Will Star Trek ever die? While there are plenty of cynical fans out there who will give you a dozen reasons why it might (and more than one opinion as to who’s to blame).  Even veteran actor and Trek luminary, George Takei, has been known to be a little critical of Star Trek productions from time to time, as he said in an interview with comicbook.com earlier this week: “The rebooted (Star Trek films) are missing that magic ingredient that makes a Gene Roddennbery Star Trek so unique and singular,” Takei says. “The rebooted version is a rip-roaring good space opera. Lots of photon battles, lots of hanging on alien planet cliffs – but that’s it, it’s action adventure. The additional element is not there.”

But don’t think “Uncle George” is only critical of the Trek movies from the Kelvin-verse. He’s been equally critical of other Star Trek “enterprises” – like the animated series that ran in the 1970’s:

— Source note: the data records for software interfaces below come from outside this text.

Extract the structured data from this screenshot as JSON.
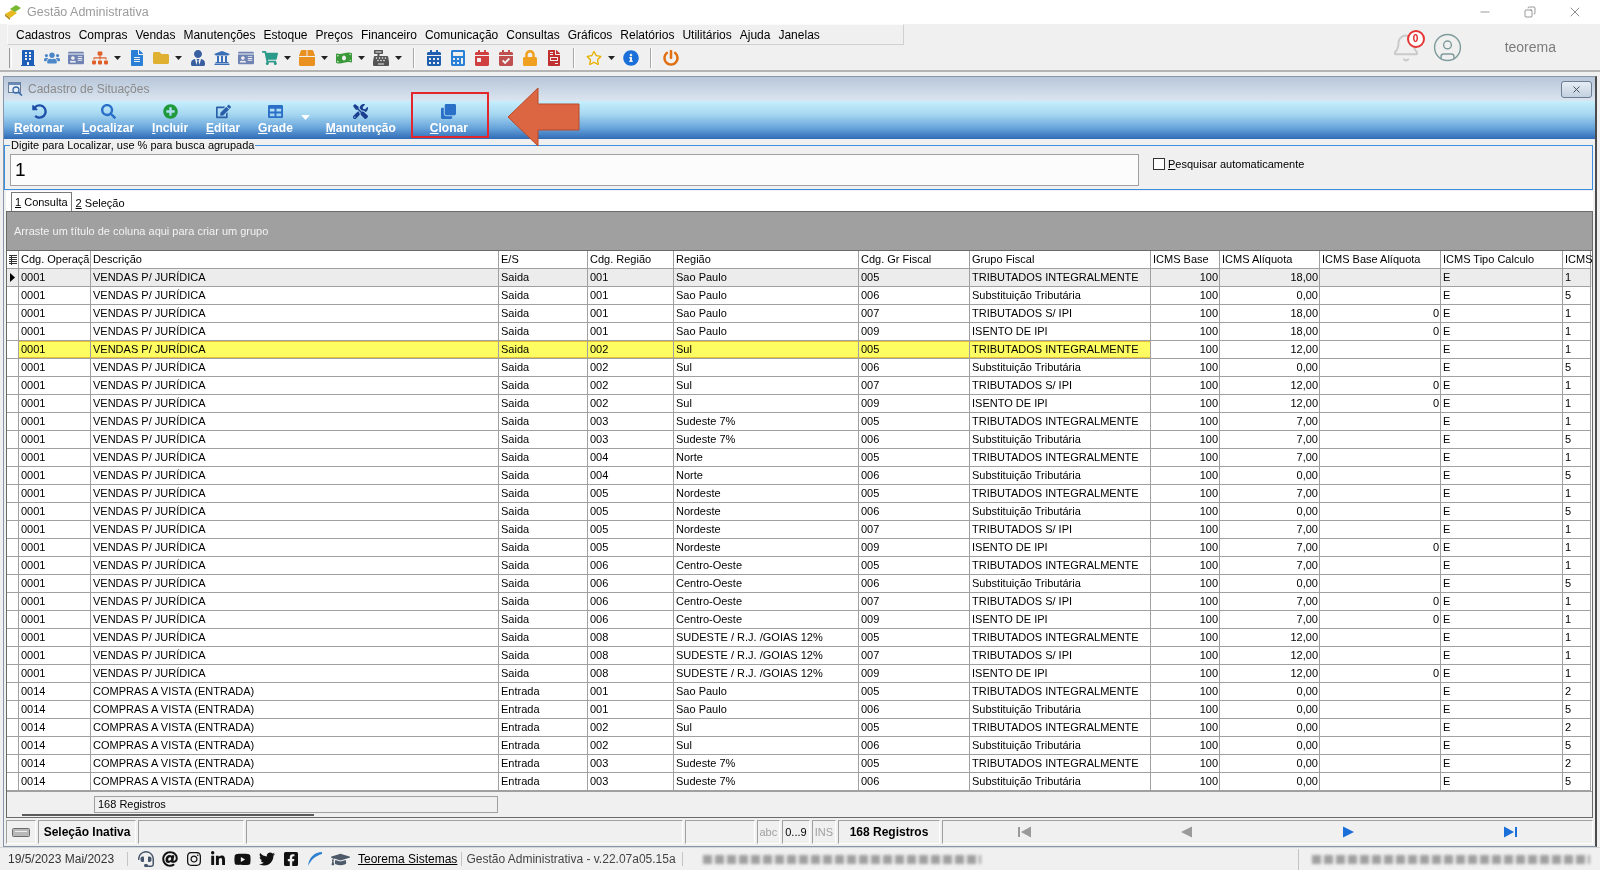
{
  "app_window": {
    "title": "Gestão Administrativa"
  },
  "menu": [
    "Cadastros",
    "Compras",
    "Vendas",
    "Manutenções",
    "Estoque",
    "Preços",
    "Financeiro",
    "Comunicação",
    "Consultas",
    "Gráficos",
    "Relatórios",
    "Utilitários",
    "Ajuda",
    "Janelas"
  ],
  "user_area": {
    "notification_count": "0",
    "user_name": "teorema"
  },
  "child_window": {
    "title": "Cadastro de Situações"
  },
  "toolbar": [
    {
      "label": "Retornar",
      "dropdown": false,
      "highlighted": false
    },
    {
      "label": "Localizar",
      "dropdown": false,
      "highlighted": false
    },
    {
      "label": "Incluir",
      "dropdown": false,
      "highlighted": false
    },
    {
      "label": "Editar",
      "dropdown": false,
      "highlighted": false
    },
    {
      "label": "Grade",
      "dropdown": true,
      "highlighted": false
    },
    {
      "label": "Manutenção",
      "dropdown": false,
      "highlighted": false
    },
    {
      "label": "Clonar",
      "dropdown": false,
      "highlighted": true
    }
  ],
  "search": {
    "legend": "Digite para Localizar, use % para busca agrupada",
    "value": "1",
    "auto_search": {
      "label": "Pesquisar automaticamente",
      "checked": false
    }
  },
  "tabs": [
    {
      "label": "1 Consulta",
      "selected": true
    },
    {
      "label": "2 Seleção",
      "selected": false
    }
  ],
  "group_panel": {
    "hint": "Arraste um título de coluna aqui para criar um grupo"
  },
  "table": {
    "columns": [
      "Cdg. Operaçã",
      "Descrição",
      "E/S",
      "Cdg. Região",
      "Região",
      "Cdg. Gr Fiscal",
      "Grupo Fiscal",
      "ICMS Base",
      "ICMS Alíquota",
      "ICMS Base Alíquota",
      "ICMS Tipo Calculo",
      "ICMS"
    ],
    "rows": [
      {
        "cdg_operacao": "0001",
        "descricao": "VENDAS P/ JURÍDICA",
        "e_s": "Saida",
        "cdg_regiao": "001",
        "regiao": "Sao Paulo",
        "cdg_gr_fiscal": "005",
        "grupo_fiscal": "TRIBUTADOS INTEGRALMENTE",
        "icms_base": "100",
        "icms_aliquota": "18,00",
        "icms_tipo_calculo": "E",
        "icms": "1",
        "selected": true,
        "highlighted": false
      },
      {
        "cdg_operacao": "0001",
        "descricao": "VENDAS P/ JURÍDICA",
        "e_s": "Saida",
        "cdg_regiao": "001",
        "regiao": "Sao Paulo",
        "cdg_gr_fiscal": "006",
        "grupo_fiscal": "Substituição Tributária",
        "icms_base": "100",
        "icms_aliquota": "0,00",
        "icms_tipo_calculo": "E",
        "icms": "5",
        "selected": false,
        "highlighted": false
      },
      {
        "cdg_operacao": "0001",
        "descricao": "VENDAS P/ JURÍDICA",
        "e_s": "Saida",
        "cdg_regiao": "001",
        "regiao": "Sao Paulo",
        "cdg_gr_fiscal": "007",
        "grupo_fiscal": "TRIBUTADOS S/ IPI",
        "icms_base": "100",
        "icms_aliquota": "18,00",
        "icms_base_aliquota": "0",
        "icms_tipo_calculo": "E",
        "icms": "1",
        "selected": false,
        "highlighted": false
      },
      {
        "cdg_operacao": "0001",
        "descricao": "VENDAS P/ JURÍDICA",
        "e_s": "Saida",
        "cdg_regiao": "001",
        "regiao": "Sao Paulo",
        "cdg_gr_fiscal": "009",
        "grupo_fiscal": "ISENTO DE IPI",
        "icms_base": "100",
        "icms_aliquota": "18,00",
        "icms_base_aliquota": "0",
        "icms_tipo_calculo": "E",
        "icms": "1",
        "selected": false,
        "highlighted": false
      },
      {
        "cdg_operacao": "0001",
        "descricao": "VENDAS P/ JURÍDICA",
        "e_s": "Saida",
        "cdg_regiao": "002",
        "regiao": "Sul",
        "cdg_gr_fiscal": "005",
        "grupo_fiscal": "TRIBUTADOS INTEGRALMENTE",
        "icms_base": "100",
        "icms_aliquota": "12,00",
        "icms_tipo_calculo": "E",
        "icms": "1",
        "selected": false,
        "highlighted": true
      },
      {
        "cdg_operacao": "0001",
        "descricao": "VENDAS P/ JURÍDICA",
        "e_s": "Saida",
        "cdg_regiao": "002",
        "regiao": "Sul",
        "cdg_gr_fiscal": "006",
        "grupo_fiscal": "Substituição Tributária",
        "icms_base": "100",
        "icms_aliquota": "0,00",
        "icms_tipo_calculo": "E",
        "icms": "5",
        "selected": false,
        "highlighted": false
      },
      {
        "cdg_operacao": "0001",
        "descricao": "VENDAS P/ JURÍDICA",
        "e_s": "Saida",
        "cdg_regiao": "002",
        "regiao": "Sul",
        "cdg_gr_fiscal": "007",
        "grupo_fiscal": "TRIBUTADOS S/ IPI",
        "icms_base": "100",
        "icms_aliquota": "12,00",
        "icms_base_aliquota": "0",
        "icms_tipo_calculo": "E",
        "icms": "1",
        "selected": false,
        "highlighted": false
      },
      {
        "cdg_operacao": "0001",
        "descricao": "VENDAS P/ JURÍDICA",
        "e_s": "Saida",
        "cdg_regiao": "002",
        "regiao": "Sul",
        "cdg_gr_fiscal": "009",
        "grupo_fiscal": "ISENTO DE IPI",
        "icms_base": "100",
        "icms_aliquota": "12,00",
        "icms_base_aliquota": "0",
        "icms_tipo_calculo": "E",
        "icms": "1",
        "selected": false,
        "highlighted": false
      },
      {
        "cdg_operacao": "0001",
        "descricao": "VENDAS P/ JURÍDICA",
        "e_s": "Saida",
        "cdg_regiao": "003",
        "regiao": "Sudeste 7%",
        "cdg_gr_fiscal": "005",
        "grupo_fiscal": "TRIBUTADOS INTEGRALMENTE",
        "icms_base": "100",
        "icms_aliquota": "7,00",
        "icms_tipo_calculo": "E",
        "icms": "1",
        "selected": false,
        "highlighted": false
      },
      {
        "cdg_operacao": "0001",
        "descricao": "VENDAS P/ JURÍDICA",
        "e_s": "Saida",
        "cdg_regiao": "003",
        "regiao": "Sudeste 7%",
        "cdg_gr_fiscal": "006",
        "grupo_fiscal": "Substituição Tributária",
        "icms_base": "100",
        "icms_aliquota": "7,00",
        "icms_tipo_calculo": "E",
        "icms": "5",
        "selected": false,
        "highlighted": false
      },
      {
        "cdg_operacao": "0001",
        "descricao": "VENDAS P/ JURÍDICA",
        "e_s": "Saida",
        "cdg_regiao": "004",
        "regiao": "Norte",
        "cdg_gr_fiscal": "005",
        "grupo_fiscal": "TRIBUTADOS INTEGRALMENTE",
        "icms_base": "100",
        "icms_aliquota": "7,00",
        "icms_tipo_calculo": "E",
        "icms": "1",
        "selected": false,
        "highlighted": false
      },
      {
        "cdg_operacao": "0001",
        "descricao": "VENDAS P/ JURÍDICA",
        "e_s": "Saida",
        "cdg_regiao": "004",
        "regiao": "Norte",
        "cdg_gr_fiscal": "006",
        "grupo_fiscal": "Substituição Tributária",
        "icms_base": "100",
        "icms_aliquota": "0,00",
        "icms_tipo_calculo": "E",
        "icms": "5",
        "selected": false,
        "highlighted": false
      },
      {
        "cdg_operacao": "0001",
        "descricao": "VENDAS P/ JURÍDICA",
        "e_s": "Saida",
        "cdg_regiao": "005",
        "regiao": "Nordeste",
        "cdg_gr_fiscal": "005",
        "grupo_fiscal": "TRIBUTADOS INTEGRALMENTE",
        "icms_base": "100",
        "icms_aliquota": "7,00",
        "icms_tipo_calculo": "E",
        "icms": "1",
        "selected": false,
        "highlighted": false
      },
      {
        "cdg_operacao": "0001",
        "descricao": "VENDAS P/ JURÍDICA",
        "e_s": "Saida",
        "cdg_regiao": "005",
        "regiao": "Nordeste",
        "cdg_gr_fiscal": "006",
        "grupo_fiscal": "Substituição Tributária",
        "icms_base": "100",
        "icms_aliquota": "0,00",
        "icms_tipo_calculo": "E",
        "icms": "5",
        "selected": false,
        "highlighted": false
      },
      {
        "cdg_operacao": "0001",
        "descricao": "VENDAS P/ JURÍDICA",
        "e_s": "Saida",
        "cdg_regiao": "005",
        "regiao": "Nordeste",
        "cdg_gr_fiscal": "007",
        "grupo_fiscal": "TRIBUTADOS S/ IPI",
        "icms_base": "100",
        "icms_aliquota": "7,00",
        "icms_tipo_calculo": "E",
        "icms": "1",
        "selected": false,
        "highlighted": false
      },
      {
        "cdg_operacao": "0001",
        "descricao": "VENDAS P/ JURÍDICA",
        "e_s": "Saida",
        "cdg_regiao": "005",
        "regiao": "Nordeste",
        "cdg_gr_fiscal": "009",
        "grupo_fiscal": "ISENTO DE IPI",
        "icms_base": "100",
        "icms_aliquota": "7,00",
        "icms_base_aliquota": "0",
        "icms_tipo_calculo": "E",
        "icms": "1",
        "selected": false,
        "highlighted": false
      },
      {
        "cdg_operacao": "0001",
        "descricao": "VENDAS P/ JURÍDICA",
        "e_s": "Saida",
        "cdg_regiao": "006",
        "regiao": "Centro-Oeste",
        "cdg_gr_fiscal": "005",
        "grupo_fiscal": "TRIBUTADOS INTEGRALMENTE",
        "icms_base": "100",
        "icms_aliquota": "7,00",
        "icms_tipo_calculo": "E",
        "icms": "1",
        "selected": false,
        "highlighted": false
      },
      {
        "cdg_operacao": "0001",
        "descricao": "VENDAS P/ JURÍDICA",
        "e_s": "Saida",
        "cdg_regiao": "006",
        "regiao": "Centro-Oeste",
        "cdg_gr_fiscal": "006",
        "grupo_fiscal": "Substituição Tributária",
        "icms_base": "100",
        "icms_aliquota": "0,00",
        "icms_tipo_calculo": "E",
        "icms": "5",
        "selected": false,
        "highlighted": false
      },
      {
        "cdg_operacao": "0001",
        "descricao": "VENDAS P/ JURÍDICA",
        "e_s": "Saida",
        "cdg_regiao": "006",
        "regiao": "Centro-Oeste",
        "cdg_gr_fiscal": "007",
        "grupo_fiscal": "TRIBUTADOS S/ IPI",
        "icms_base": "100",
        "icms_aliquota": "7,00",
        "icms_base_aliquota": "0",
        "icms_tipo_calculo": "E",
        "icms": "1",
        "selected": false,
        "highlighted": false
      },
      {
        "cdg_operacao": "0001",
        "descricao": "VENDAS P/ JURÍDICA",
        "e_s": "Saida",
        "cdg_regiao": "006",
        "regiao": "Centro-Oeste",
        "cdg_gr_fiscal": "009",
        "grupo_fiscal": "ISENTO DE IPI",
        "icms_base": "100",
        "icms_aliquota": "7,00",
        "icms_base_aliquota": "0",
        "icms_tipo_calculo": "E",
        "icms": "1",
        "selected": false,
        "highlighted": false
      },
      {
        "cdg_operacao": "0001",
        "descricao": "VENDAS P/ JURÍDICA",
        "e_s": "Saida",
        "cdg_regiao": "008",
        "regiao": "SUDESTE / R.J. /GOIAS 12%",
        "cdg_gr_fiscal": "005",
        "grupo_fiscal": "TRIBUTADOS INTEGRALMENTE",
        "icms_base": "100",
        "icms_aliquota": "12,00",
        "icms_tipo_calculo": "E",
        "icms": "1",
        "selected": false,
        "highlighted": false
      },
      {
        "cdg_operacao": "0001",
        "descricao": "VENDAS P/ JURÍDICA",
        "e_s": "Saida",
        "cdg_regiao": "008",
        "regiao": "SUDESTE / R.J. /GOIAS 12%",
        "cdg_gr_fiscal": "007",
        "grupo_fiscal": "TRIBUTADOS S/ IPI",
        "icms_base": "100",
        "icms_aliquota": "12,00",
        "icms_tipo_calculo": "E",
        "icms": "1",
        "selected": false,
        "highlighted": false
      },
      {
        "cdg_operacao": "0001",
        "descricao": "VENDAS P/ JURÍDICA",
        "e_s": "Saida",
        "cdg_regiao": "008",
        "regiao": "SUDESTE / R.J. /GOIAS 12%",
        "cdg_gr_fiscal": "009",
        "grupo_fiscal": "ISENTO DE IPI",
        "icms_base": "100",
        "icms_aliquota": "12,00",
        "icms_base_aliquota": "0",
        "icms_tipo_calculo": "E",
        "icms": "1",
        "selected": false,
        "highlighted": false
      },
      {
        "cdg_operacao": "0014",
        "descricao": "COMPRAS A VISTA (ENTRADA)",
        "e_s": "Entrada",
        "cdg_regiao": "001",
        "regiao": "Sao Paulo",
        "cdg_gr_fiscal": "005",
        "grupo_fiscal": "TRIBUTADOS INTEGRALMENTE",
        "icms_base": "100",
        "icms_aliquota": "0,00",
        "icms_tipo_calculo": "E",
        "icms": "2",
        "selected": false,
        "highlighted": false
      },
      {
        "cdg_operacao": "0014",
        "descricao": "COMPRAS A VISTA (ENTRADA)",
        "e_s": "Entrada",
        "cdg_regiao": "001",
        "regiao": "Sao Paulo",
        "cdg_gr_fiscal": "006",
        "grupo_fiscal": "Substituição Tributária",
        "icms_base": "100",
        "icms_aliquota": "0,00",
        "icms_tipo_calculo": "E",
        "icms": "5",
        "selected": false,
        "highlighted": false
      },
      {
        "cdg_operacao": "0014",
        "descricao": "COMPRAS A VISTA (ENTRADA)",
        "e_s": "Entrada",
        "cdg_regiao": "002",
        "regiao": "Sul",
        "cdg_gr_fiscal": "005",
        "grupo_fiscal": "TRIBUTADOS INTEGRALMENTE",
        "icms_base": "100",
        "icms_aliquota": "0,00",
        "icms_tipo_calculo": "E",
        "icms": "2",
        "selected": false,
        "highlighted": false
      },
      {
        "cdg_operacao": "0014",
        "descricao": "COMPRAS A VISTA (ENTRADA)",
        "e_s": "Entrada",
        "cdg_regiao": "002",
        "regiao": "Sul",
        "cdg_gr_fiscal": "006",
        "grupo_fiscal": "Substituição Tributária",
        "icms_base": "100",
        "icms_aliquota": "0,00",
        "icms_tipo_calculo": "E",
        "icms": "5",
        "selected": false,
        "highlighted": false
      },
      {
        "cdg_operacao": "0014",
        "descricao": "COMPRAS A VISTA (ENTRADA)",
        "e_s": "Entrada",
        "cdg_regiao": "003",
        "regiao": "Sudeste 7%",
        "cdg_gr_fiscal": "005",
        "grupo_fiscal": "TRIBUTADOS INTEGRALMENTE",
        "icms_base": "100",
        "icms_aliquota": "0,00",
        "icms_tipo_calculo": "E",
        "icms": "2",
        "selected": false,
        "highlighted": false
      },
      {
        "cdg_operacao": "0014",
        "descricao": "COMPRAS A VISTA (ENTRADA)",
        "e_s": "Entrada",
        "cdg_regiao": "003",
        "regiao": "Sudeste 7%",
        "cdg_gr_fiscal": "006",
        "grupo_fiscal": "Substituição Tributária",
        "icms_base": "100",
        "icms_aliquota": "0,00",
        "icms_tipo_calculo": "E",
        "icms": "5",
        "selected": false,
        "highlighted": false
      }
    ]
  },
  "footer": {
    "summary": "168 Registros"
  },
  "status_bar": {
    "selection": "Seleção Inativa",
    "indicators": [
      {
        "label": "abc",
        "active": false
      },
      {
        "label": "0...9",
        "active": true
      },
      {
        "label": "INS",
        "active": false
      }
    ],
    "record_count": "168 Registros",
    "navigation": [
      {
        "kind": "first",
        "disabled": true
      },
      {
        "kind": "prior",
        "disabled": true
      },
      {
        "kind": "next",
        "disabled": false
      },
      {
        "kind": "last",
        "disabled": false
      }
    ]
  },
  "bottom_bar": {
    "date": "19/5/2023 Mai/2023",
    "link": "Teorema Sistemas",
    "version": "Gestão Administrativa - v.22.07a05.15a"
  }
}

suluYou know, the animated version is really not one of my favorites … You know that could be done with an animated version or alien civilizations that could not be created on a soundstage. Fantastical floating cities, but none of that was explored. The aliens again happened to be two arms, two legs, two eyes. Sometimes they had four or eight eyes, but it was limited, so I don’t think that the animated, we really reached its true animation potential.

But me, I’m more of an optimist – I firmly believe that as long as there are fans, Star Trek will continue to – as Mr. Spock might put it – live long and prosper.

After all, it was the fans that really created the movement that changed Star Trek from being an oddball, 60’s sci-fi action adventure TV show into a cultural icon. In fact, it’s safe to say that Star Trek fans helped re-invent fandom in a way that has served as a blueprint for dozens of TV shows and films that followed it.

star-trek-convention-las-vegas-06Whether it’s fan conventions, fan films, fan fiction or even fan-constructed shuttlecraft that cruise the streets of the city in search of its next mission (or on the way to the grocery store), Star Trek lives on. In fact, Rod Roddenberry, son of Star Trek creator, Gene Roddenberry, claims Trek will never die in this article on the WTOP (Washington’s Top News) website. Rod is an executive producer for CBS’s new TV series, Star Trek: Discovery which will run on the network’s streaming service, CBS All Access.

Trek continues to inspire creators of all types whether they’re fans, filmmakers or inventors who are striving to create practical versions of the technology imagined and used in Star Trek. This week, author and scientist Mark E. Lasbury released his book “The Realization of Star Trek Technologies” which explains the role scientists and researchers played in the formulation of storylines for the television shows and movies – and the impact that Trek-knowlogy had on real-life scientists and inventors who attempted to bring sci-fi to life in the lab.

Star Trek will continue to live on – if only in the form of tractor beams, holograms and tricorders currently being invented in labs around the world today.

Finally, I want to share an awesome news report from the ABC-TV affiliate in Albany, NY – just a couple hours down the road from James Cawley’s replica Star Trek TOS set and soundstage in Ticonderoga.  And while I might have mentioned the set tours in a previous post, you have to check out the report that aired on Channel 10 News to catch the enthusiasm and nostalgia the facility and franchise bring to the surface:

LLAP